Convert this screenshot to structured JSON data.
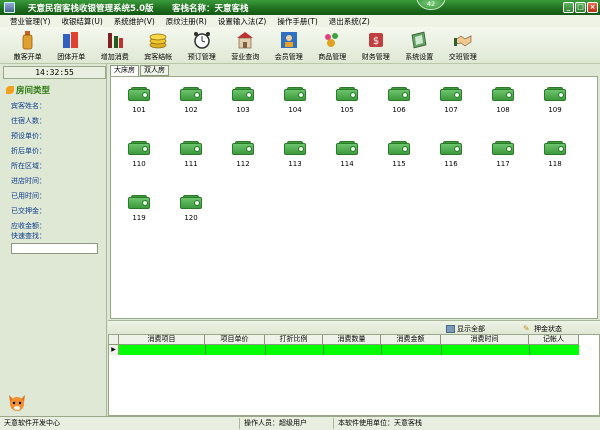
{
  "window": {
    "title": "天意民宿客栈收银管理系统5.0版",
    "shop_name": "客栈名称：天意客栈",
    "badge": "42",
    "buttons": [
      "_",
      "□",
      "×"
    ]
  },
  "menu": [
    "营业管理(Y)",
    "收银结算(U)",
    "系统维护(V)",
    "原纹注册(R)",
    "设置输入法(Z)",
    "操作手册(T)",
    "退出系统(Z)"
  ],
  "toolbar": [
    {
      "label": "散客开单",
      "icon": "bottle-icon"
    },
    {
      "label": "团体开单",
      "icon": "group-icon"
    },
    {
      "label": "增加消费",
      "icon": "wine-icon"
    },
    {
      "label": "宾客结帐",
      "icon": "coins-icon"
    },
    {
      "label": "预订管理",
      "icon": "alarm-clock-icon"
    },
    {
      "label": "营业查询",
      "icon": "building-icon"
    },
    {
      "label": "会员管理",
      "icon": "member-icon"
    },
    {
      "label": "商品管理",
      "icon": "goods-icon"
    },
    {
      "label": "财务管理",
      "icon": "finance-icon"
    },
    {
      "label": "系统设置",
      "icon": "settings-icon"
    },
    {
      "label": "交班管理",
      "icon": "handshake-icon"
    }
  ],
  "left_panel": {
    "clock": "14:32:55",
    "title": "房间类型",
    "fields": [
      "宾客姓名：",
      "住宿人数：",
      "预设单价：",
      "折后单价：",
      "所在区域：",
      "进店时间：",
      "已用时间：",
      "已交押金：",
      "应收金额：",
      "快速查找："
    ],
    "quick_search_value": ""
  },
  "tabs": [
    "大床房",
    "双人房"
  ],
  "rooms": [
    "101",
    "102",
    "103",
    "104",
    "105",
    "106",
    "107",
    "108",
    "109",
    "110",
    "111",
    "112",
    "113",
    "114",
    "115",
    "116",
    "117",
    "118",
    "119",
    "120"
  ],
  "sub_toolbar": {
    "show_all": "显示全部",
    "deposit_status": "押金状态"
  },
  "grid": {
    "columns": [
      "消费项目",
      "项目单价",
      "打折比例",
      "消费数量",
      "消费金额",
      "消费时间",
      "记帐人"
    ],
    "row_marker": "▶",
    "row_color": "#00ff00"
  },
  "status": {
    "developer": "天意软件开发中心",
    "operator": "操作人员：超级用户",
    "licensee": "本软件使用单位：天意客栈"
  },
  "colors": {
    "title_bar": "#1e6e1e",
    "room_icon": "#3d9a3d",
    "background": "#dfe8d4"
  }
}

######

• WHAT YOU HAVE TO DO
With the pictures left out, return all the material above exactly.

• OUTPUT BELOW
Convert this screenshot to structured JSON data.
{
  "window": {
    "title": "天意民宿客栈收银管理系统5.0版",
    "shop_name": "客栈名称：天意客栈",
    "badge": "42",
    "buttons": [
      "_",
      "□",
      "×"
    ]
  },
  "menu": [
    "营业管理(Y)",
    "收银结算(U)",
    "系统维护(V)",
    "原纹注册(R)",
    "设置输入法(Z)",
    "操作手册(T)",
    "退出系统(Z)"
  ],
  "toolbar": [
    {
      "label": "散客开单",
      "icon": "bottle-icon"
    },
    {
      "label": "团体开单",
      "icon": "group-icon"
    },
    {
      "label": "增加消费",
      "icon": "wine-icon"
    },
    {
      "label": "宾客结帐",
      "icon": "coins-icon"
    },
    {
      "label": "预订管理",
      "icon": "alarm-clock-icon"
    },
    {
      "label": "营业查询",
      "icon": "building-icon"
    },
    {
      "label": "会员管理",
      "icon": "member-icon"
    },
    {
      "label": "商品管理",
      "icon": "goods-icon"
    },
    {
      "label": "财务管理",
      "icon": "finance-icon"
    },
    {
      "label": "系统设置",
      "icon": "settings-icon"
    },
    {
      "label": "交班管理",
      "icon": "handshake-icon"
    }
  ],
  "left_panel": {
    "clock": "14:32:55",
    "title": "房间类型",
    "fields": [
      "宾客姓名：",
      "住宿人数：",
      "预设单价：",
      "折后单价：",
      "所在区域：",
      "进店时间：",
      "已用时间：",
      "已交押金：",
      "应收金额：",
      "快速查找："
    ],
    "quick_search_value": ""
  },
  "tabs": [
    "大床房",
    "双人房"
  ],
  "rooms": [
    "101",
    "102",
    "103",
    "104",
    "105",
    "106",
    "107",
    "108",
    "109",
    "110",
    "111",
    "112",
    "113",
    "114",
    "115",
    "116",
    "117",
    "118",
    "119",
    "120"
  ],
  "sub_toolbar": {
    "show_all": "显示全部",
    "deposit_status": "押金状态"
  },
  "grid": {
    "columns": [
      "消费项目",
      "项目单价",
      "打折比例",
      "消费数量",
      "消费金额",
      "消费时间",
      "记帐人"
    ],
    "row_marker": "▶",
    "row_color": "#00ff00"
  },
  "status": {
    "developer": "天意软件开发中心",
    "operator": "操作人员：超级用户",
    "licensee": "本软件使用单位：天意客栈"
  },
  "colors": {
    "title_bar": "#1e6e1e",
    "room_icon": "#3d9a3d",
    "background": "#dfe8d4"
  }
}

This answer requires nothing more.